The pension system, a supposed “paradigm case” of wealth transfer, isn’t even obviously progressive in its effects:
Indeed, one of the factors that diminishes the level of progressivity of the system as a whole is that the rich tend to outlive the poor, and the core function of the system is to redistribute from those who die young to those who live for a long time. This is because the retirement system in the Social Security program is essentially a defined benefit pension scheme, which is to say, a collectively purchased life annuity. And a life annuity is an insurance product, designed to protect individuals from the risk of outliving their savings.
Recognizing the efficient logic of welfare states is essential to defeating the fallacy that they erode trust and create dependency. In economics, the key virtue of efficiency is that it represents a win-win space, characterized socially by a sense of harmony through mutual advantage. This the central conclusion of Ordonomics, an approach derived from ordoliberalism that bridges economic and institutional systems with semantic or ethical discourses. In a presentation on Ordonomics, German economist Ingo Pies illustrates the conventional view of how cultural pluralism reduces the intersection of common values:But rather than erode community, value heterogeneity leads to the consensus around liberal norms like tolerance. This follows the same Pareto logic of social welfare, which Dr Pies calls the “orthogonal position”. In contrast, solely relying on egalitarian logic insists on making a “rotten compromise” which risks conflict where two value systems are in tension. In the United States this manifests in the perennial debate over whether welfare recipients deserve to be stigmatized. Importantly, the social structure of institutional incentives is paramount to whether harmonious interaction reigns supreme:
Even a country with heterogeneous values has ample space for harmonious and welfare enhancing cooperation. This includes the provision of social services, which is a homogeneous enough product to unite the most heterogeneous value pluralists together in cooperation. As political scientist Bo Rothstein wrote of the Swedish welfare state, “its main architects sought a social policy based on the idea of ‘people’s insurance’ that would supply all citizens with basic resources without incurring the stigmatization associated with poor relief.” In turn, the people’s insurance enhanced social capital across Scandinavia by giving responsibilities of provision to civil society and voluntary associations.
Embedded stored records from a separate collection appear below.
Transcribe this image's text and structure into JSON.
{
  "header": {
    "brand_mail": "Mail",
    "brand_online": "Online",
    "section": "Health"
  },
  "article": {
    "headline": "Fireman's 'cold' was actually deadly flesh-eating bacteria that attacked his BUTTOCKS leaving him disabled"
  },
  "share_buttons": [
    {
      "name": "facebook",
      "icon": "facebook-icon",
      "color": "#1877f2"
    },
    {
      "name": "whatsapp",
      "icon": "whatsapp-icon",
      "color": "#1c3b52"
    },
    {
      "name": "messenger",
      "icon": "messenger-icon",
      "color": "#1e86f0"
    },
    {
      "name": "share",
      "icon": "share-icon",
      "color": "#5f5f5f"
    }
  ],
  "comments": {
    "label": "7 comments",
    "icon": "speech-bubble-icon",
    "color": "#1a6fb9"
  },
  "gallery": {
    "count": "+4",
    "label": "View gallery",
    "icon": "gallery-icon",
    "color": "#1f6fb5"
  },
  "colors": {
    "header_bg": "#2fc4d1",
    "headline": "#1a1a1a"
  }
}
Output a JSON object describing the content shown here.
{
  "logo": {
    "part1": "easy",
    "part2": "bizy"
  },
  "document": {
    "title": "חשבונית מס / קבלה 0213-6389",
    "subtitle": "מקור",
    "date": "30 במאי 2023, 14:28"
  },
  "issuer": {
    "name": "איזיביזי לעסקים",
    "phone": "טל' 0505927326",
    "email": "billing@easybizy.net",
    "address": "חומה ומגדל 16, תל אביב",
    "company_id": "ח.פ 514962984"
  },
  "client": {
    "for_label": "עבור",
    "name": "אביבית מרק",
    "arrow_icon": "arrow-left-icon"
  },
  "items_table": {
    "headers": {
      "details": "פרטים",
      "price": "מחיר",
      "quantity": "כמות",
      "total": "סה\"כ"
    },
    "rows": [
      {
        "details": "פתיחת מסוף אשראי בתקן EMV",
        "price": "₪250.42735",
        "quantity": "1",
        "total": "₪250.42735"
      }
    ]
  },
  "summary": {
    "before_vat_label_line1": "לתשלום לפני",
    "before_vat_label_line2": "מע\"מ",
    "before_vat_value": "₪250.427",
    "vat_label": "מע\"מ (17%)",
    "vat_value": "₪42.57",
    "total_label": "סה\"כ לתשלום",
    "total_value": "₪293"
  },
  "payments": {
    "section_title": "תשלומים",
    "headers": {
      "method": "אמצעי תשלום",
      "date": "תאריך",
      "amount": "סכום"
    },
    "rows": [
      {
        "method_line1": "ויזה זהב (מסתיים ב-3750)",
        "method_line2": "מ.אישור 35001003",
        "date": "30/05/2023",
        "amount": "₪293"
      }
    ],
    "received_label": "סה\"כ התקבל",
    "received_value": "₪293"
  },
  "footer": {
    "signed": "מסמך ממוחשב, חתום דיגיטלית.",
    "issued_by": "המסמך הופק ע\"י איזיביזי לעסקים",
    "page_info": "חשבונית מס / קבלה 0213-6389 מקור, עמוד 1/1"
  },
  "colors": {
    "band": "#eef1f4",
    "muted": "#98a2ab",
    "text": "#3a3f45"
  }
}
It is of course true that before social insurance swept the modern world private forms of charity and mutual aid filled the gap. But we must never forget that social capital in this era was built on sacrifice and stigma, which put massive epistemic burdens on collective action, and oriented opposing communities in conflict. In contrast, modern forms of social capital are secured without sacrificing freedom of conscience or value plurality. It is in this spirit that Kant defined human dignity as the moral self-constitution of autonomous subjects. Sadly, that the US is such an exception to the rule betrays the cynicism of its political order, and leaves the average citizen poorer and less dignified for it.